/---

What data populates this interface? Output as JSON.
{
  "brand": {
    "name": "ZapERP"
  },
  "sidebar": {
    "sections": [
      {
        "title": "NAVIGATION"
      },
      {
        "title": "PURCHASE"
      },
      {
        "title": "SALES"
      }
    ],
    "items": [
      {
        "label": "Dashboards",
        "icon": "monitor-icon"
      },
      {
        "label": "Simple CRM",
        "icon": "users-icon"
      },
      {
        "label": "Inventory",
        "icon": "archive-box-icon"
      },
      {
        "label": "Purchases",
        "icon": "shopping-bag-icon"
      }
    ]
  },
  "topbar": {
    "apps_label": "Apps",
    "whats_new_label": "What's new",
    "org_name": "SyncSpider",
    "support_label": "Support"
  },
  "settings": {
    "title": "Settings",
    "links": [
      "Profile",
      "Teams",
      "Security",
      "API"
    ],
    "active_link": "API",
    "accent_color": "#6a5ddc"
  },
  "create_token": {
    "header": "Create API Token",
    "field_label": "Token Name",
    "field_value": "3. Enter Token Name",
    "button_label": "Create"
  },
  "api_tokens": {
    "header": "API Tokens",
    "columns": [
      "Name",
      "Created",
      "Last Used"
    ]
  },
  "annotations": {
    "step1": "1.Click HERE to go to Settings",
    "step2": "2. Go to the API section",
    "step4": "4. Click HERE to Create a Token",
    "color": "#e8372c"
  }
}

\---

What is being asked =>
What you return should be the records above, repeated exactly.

Written answer =>
What data populates this interface? Output as JSON.
{
  "brand": {
    "name": "ZapERP"
  },
  "sidebar": {
    "sections": [
      {
        "title": "NAVIGATION"
      },
      {
        "title": "PURCHASE"
      },
      {
        "title": "SALES"
      }
    ],
    "items": [
      {
        "label": "Dashboards",
        "icon": "monitor-icon"
      },
      {
        "label": "Simple CRM",
        "icon": "users-icon"
      },
      {
        "label": "Inventory",
        "icon": "archive-box-icon"
      },
      {
        "label": "Purchases",
        "icon": "shopping-bag-icon"
      }
    ]
  },
  "topbar": {
    "apps_label": "Apps",
    "whats_new_label": "What's new",
    "org_name": "SyncSpider",
    "support_label": "Support"
  },
  "settings": {
    "title": "Settings",
    "links": [
      "Profile",
      "Teams",
      "Security",
      "API"
    ],
    "active_link": "API",
    "accent_color": "#6a5ddc"
  },
  "create_token": {
    "header": "Create API Token",
    "field_label": "Token Name",
    "field_value": "3. Enter Token Name",
    "button_label": "Create"
  },
  "api_tokens": {
    "header": "API Tokens",
    "columns": [
      "Name",
      "Created",
      "Last Used"
    ]
  },
  "annotations": {
    "step1": "1.Click HERE to go to Settings",
    "step2": "2. Go to the API section",
    "step4": "4. Click HERE to Create a Token",
    "color": "#e8372c"
  }
}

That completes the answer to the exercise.